In the volatile fast-food business, the tenure of a franchise operator sometimes lasts about as long as a meal at McDonald's. Domino's Pizza Inc., a national chain of 1,880 pizza restaurants, has an unusual policy designed to discourage transience among operators. The company, based in Ann Arbor, Mich., will sell a franchise to an employee only if he or she has been working at the company for at least a year and promises to stay for at least another year. Unlike most franchise operations, Domino's refuses to sell franchises to outside investors.

This restrictive franchising policy has helped Domino's -- which ranked #457 on the 1983 INC. 500 list of the fastest-growing private companies in American -- keep fast growth under control. Although the company is opening hundreds of new restaurants every year, it boasts a stable work force and has an annual failure rate among outlets of less than 1%. The policy has another benefit as well. Since Domino's knows its potential franchise operators before any sales are completed, the company can assure local banks that the employees are reliable. That often results in more favorable treatment on loan applications.

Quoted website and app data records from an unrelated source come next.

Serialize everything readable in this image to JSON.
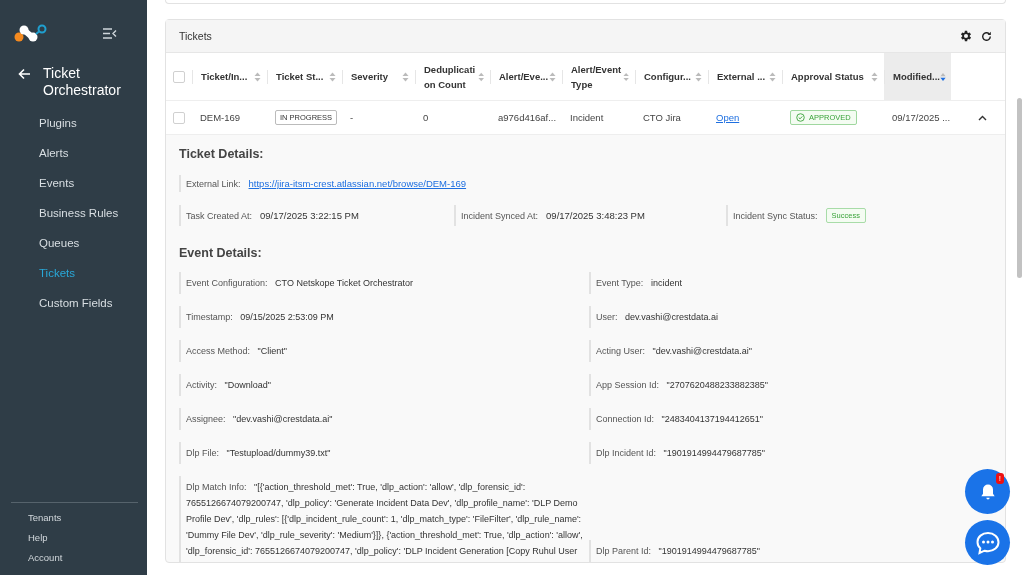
{
  "sidebar": {
    "title": "Ticket Orchestrator",
    "items": [
      {
        "label": "Plugins",
        "selected": false
      },
      {
        "label": "Alerts",
        "selected": false
      },
      {
        "label": "Events",
        "selected": false
      },
      {
        "label": "Business Rules",
        "selected": false
      },
      {
        "label": "Queues",
        "selected": false
      },
      {
        "label": "Tickets",
        "selected": true
      },
      {
        "label": "Custom Fields",
        "selected": false
      }
    ],
    "footer": [
      "Tenants",
      "Help",
      "Account"
    ]
  },
  "card": {
    "title": "Tickets"
  },
  "table": {
    "all_checked": false,
    "columns": [
      {
        "label": "Ticket/In...",
        "sorted": false
      },
      {
        "label": "Ticket St...",
        "sorted": false
      },
      {
        "label": "Severity",
        "sorted": false
      },
      {
        "label": "Deduplication Count",
        "sorted": false
      },
      {
        "label": "Alert/Eve...",
        "sorted": false
      },
      {
        "label": "Alert/Event Type",
        "sorted": false
      },
      {
        "label": "Configur...",
        "sorted": false
      },
      {
        "label": "External ...",
        "sorted": false
      },
      {
        "label": "Approval Status",
        "sorted": false
      },
      {
        "label": "Modified...",
        "sorted": true
      }
    ],
    "rows": [
      {
        "checked": false,
        "expanded": true,
        "cells": [
          {
            "kind": "text",
            "text": "DEM-169"
          },
          {
            "kind": "tag",
            "text": "IN PROGRESS"
          },
          {
            "kind": "text",
            "text": "-"
          },
          {
            "kind": "text",
            "text": "0"
          },
          {
            "kind": "text",
            "text": "a976d416af..."
          },
          {
            "kind": "text",
            "text": "Incident"
          },
          {
            "kind": "text",
            "text": "CTO Jira"
          },
          {
            "kind": "link",
            "text": "Open"
          },
          {
            "kind": "approved",
            "text": "APPROVED"
          },
          {
            "kind": "text",
            "text": "09/17/2025 ..."
          }
        ]
      }
    ]
  },
  "ticket_details": {
    "heading": "Ticket Details:",
    "external_link": {
      "label": "External Link:",
      "value": "https://jira-itsm-crest.atlassian.net/browse/DEM-169"
    },
    "fields": [
      {
        "kind": "text",
        "label": "Task Created At:",
        "value": "09/17/2025 3:22:15 PM"
      },
      {
        "kind": "text",
        "label": "Incident Synced At:",
        "value": "09/17/2025 3:48:23 PM"
      },
      {
        "kind": "badge",
        "label": "Incident Sync Status:",
        "value": "Success"
      }
    ]
  },
  "event_details": {
    "heading": "Event Details:",
    "rows": [
      [
        {
          "label": "Event Configuration:",
          "value": "CTO Netskope Ticket Orchestrator"
        },
        {
          "label": "Event Type:",
          "value": "incident"
        }
      ],
      [
        {
          "label": "Timestamp:",
          "value": "09/15/2025 2:53:09 PM"
        },
        {
          "label": "User:",
          "value": "dev.vashi@crestdata.ai"
        }
      ],
      [
        {
          "label": "Access Method:",
          "value": "\"Client\""
        },
        {
          "label": "Acting User:",
          "value": "\"dev.vashi@crestdata.ai\""
        }
      ],
      [
        {
          "label": "Activity:",
          "value": "\"Download\""
        },
        {
          "label": "App Session Id:",
          "value": "\"2707620488233882385\""
        }
      ],
      [
        {
          "label": "Assignee:",
          "value": "\"dev.vashi@crestdata.ai\""
        },
        {
          "label": "Connection Id:",
          "value": "\"2483404137194412651\""
        }
      ],
      [
        {
          "label": "Dlp File:",
          "value": "\"Testupload/dummy39.txt\""
        },
        {
          "label": "Dlp Incident Id:",
          "value": "\"1901914994479687785\""
        }
      ],
      [
        {
          "label": "Dlp Match Info:",
          "value": "\"[{'action_threshold_met': True, 'dlp_action': 'allow', 'dlp_forensic_id': 7655126674079200747, 'dlp_policy': 'Generate Incident Data Dev', 'dlp_profile_name': 'DLP Demo Profile Dev', 'dlp_rules': [{'dlp_incident_rule_count': 1, 'dlp_match_type': 'FileFilter', 'dlp_rule_name': 'Dummy File Dev', 'dlp_rule_severity': 'Medium'}]}, {'action_threshold_met': True, 'dlp_action': 'allow', 'dlp_forensic_id': 7655126674079200747, 'dlp_policy': 'DLP Incident Generation [Copy Ruhul User"
        },
        {
          "label": "Dlp Parent Id:",
          "value": "\"1901914994479687785\""
        }
      ]
    ]
  },
  "notifications": {
    "badge": "!"
  }
}
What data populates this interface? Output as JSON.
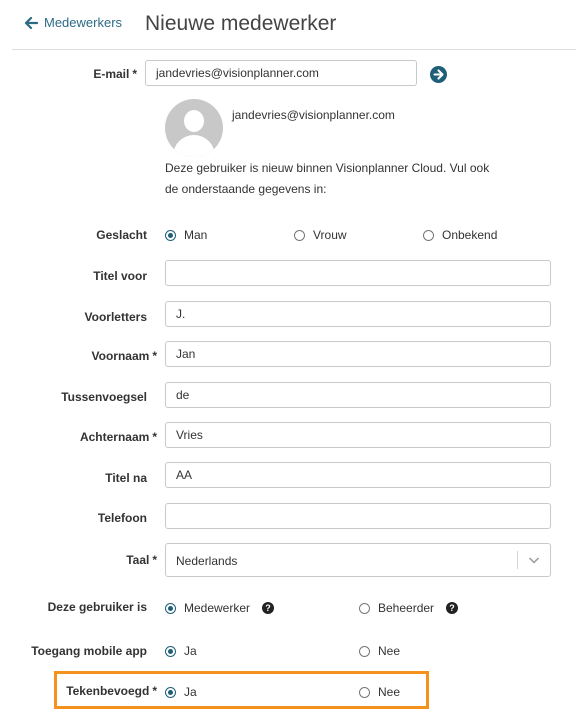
{
  "header": {
    "back_label": "Medewerkers",
    "title": "Nieuwe medewerker"
  },
  "form": {
    "email": {
      "label": "E-mail",
      "value": "jandevries@visionplanner.com"
    },
    "user_email": "jandevries@visionplanner.com",
    "info_text": "Deze gebruiker is nieuw binnen Visionplanner Cloud. Vul ook de onderstaande gegevens in:",
    "required_marker": "*",
    "gender": {
      "label": "Geslacht",
      "options": [
        "Man",
        "Vrouw",
        "Onbekend"
      ],
      "selected": "Man"
    },
    "title_before": {
      "label": "Titel voor",
      "value": ""
    },
    "initials": {
      "label": "Voorletters",
      "value": "J."
    },
    "first_name": {
      "label": "Voornaam",
      "value": "Jan"
    },
    "infix": {
      "label": "Tussenvoegsel",
      "value": "de"
    },
    "last_name": {
      "label": "Achternaam",
      "value": "Vries"
    },
    "title_after": {
      "label": "Titel na",
      "value": "AA"
    },
    "phone": {
      "label": "Telefoon",
      "value": ""
    },
    "language": {
      "label": "Taal",
      "value": "Nederlands"
    },
    "user_role": {
      "label": "Deze gebruiker is",
      "options": [
        "Medewerker",
        "Beheerder"
      ],
      "selected": "Medewerker",
      "help_glyph": "?"
    },
    "mobile_access": {
      "label": "Toegang mobile app",
      "options": [
        "Ja",
        "Nee"
      ],
      "selected": "Ja"
    },
    "signing_authority": {
      "label": "Tekenbevoegd",
      "options": [
        "Ja",
        "Nee"
      ],
      "selected": "Ja"
    }
  },
  "colors": {
    "accent": "#1f5e78",
    "link": "#2c6b86",
    "highlight": "#f5921e"
  }
}
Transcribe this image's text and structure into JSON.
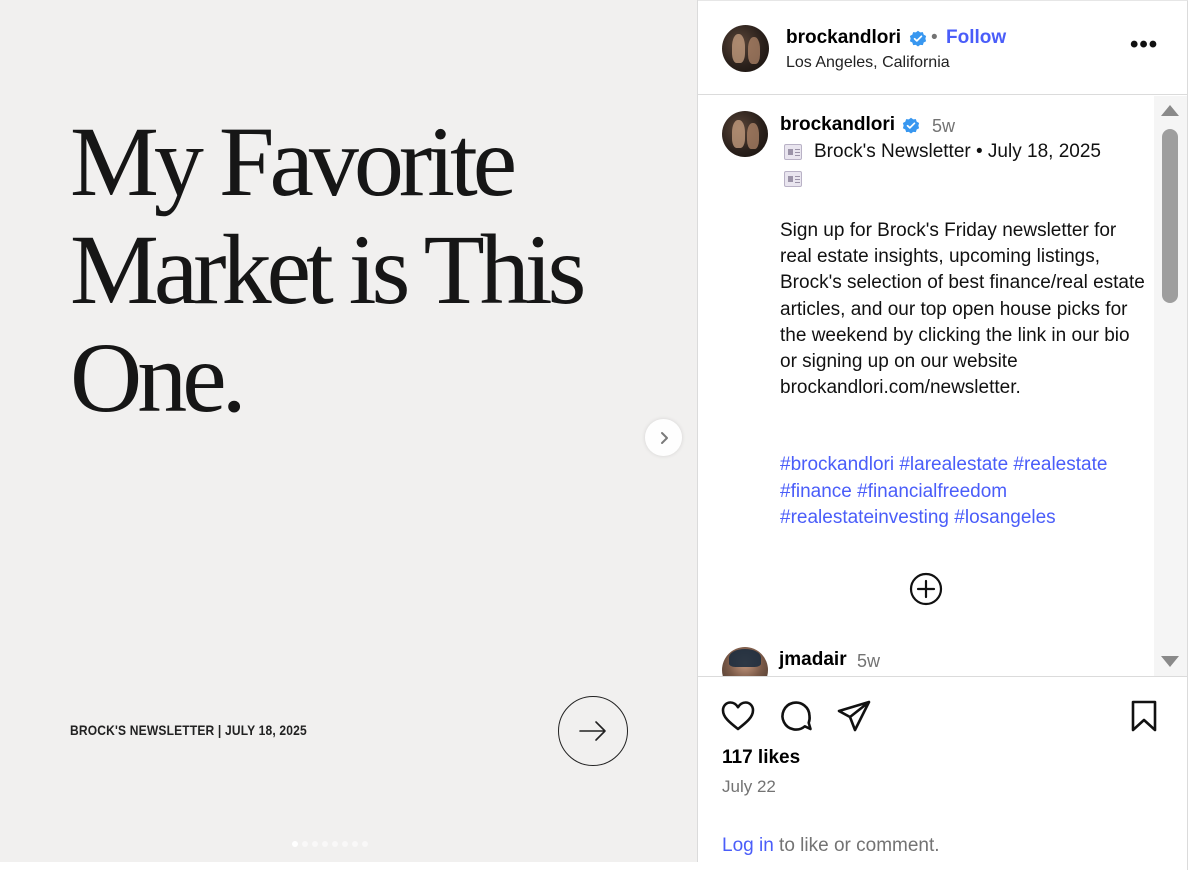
{
  "post_media": {
    "headline_lines": [
      "My Favorite",
      "Market is This",
      "One."
    ],
    "footer_text": "BROCK'S NEWSLETTER | JULY 18, 2025",
    "carousel": {
      "total": 8,
      "active_index": 0
    },
    "next_icon": "chevron-right-icon",
    "arrow_icon": "arrow-right-circle-icon"
  },
  "header": {
    "username": "brockandlori",
    "separator": "•",
    "follow_label": "Follow",
    "location": "Los Angeles, California",
    "more_label": "•••"
  },
  "caption_comment": {
    "username": "brockandlori",
    "time": "5w",
    "newsletter_line": "Brock's Newsletter • July 18, 2025",
    "body": "Sign up for Brock's Friday newsletter for real estate insights, upcoming listings, Brock's selection of best finance/real estate articles, and our top open house picks for the weekend by clicking the link in our bio or signing up on our website brockandlori.com/newsletter.",
    "hashtags": "#brockandlori #larealestate #realestate #finance #financialfreedom #realestateinvesting #losangeles"
  },
  "comment2": {
    "username": "jmadair",
    "time": "5w"
  },
  "actions": {
    "likes": "117 likes",
    "date": "July 22",
    "login_link": "Log in",
    "login_rest": " to like or comment.",
    "icons": [
      "heart-icon",
      "comment-icon",
      "share-icon",
      "bookmark-icon"
    ]
  },
  "colors": {
    "accent": "#4a5df9",
    "verified": "#3897f0",
    "media_bg": "#f1f0ef",
    "muted_text": "#737373"
  }
}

"Roughly 95% of the top executives here started as drivers and store managers," says senior vice-president Bob Cotman. "There's lot of opportunity for upward mobility." He should know: His first job for Domino's -- in 1966 -- was delivering pizza.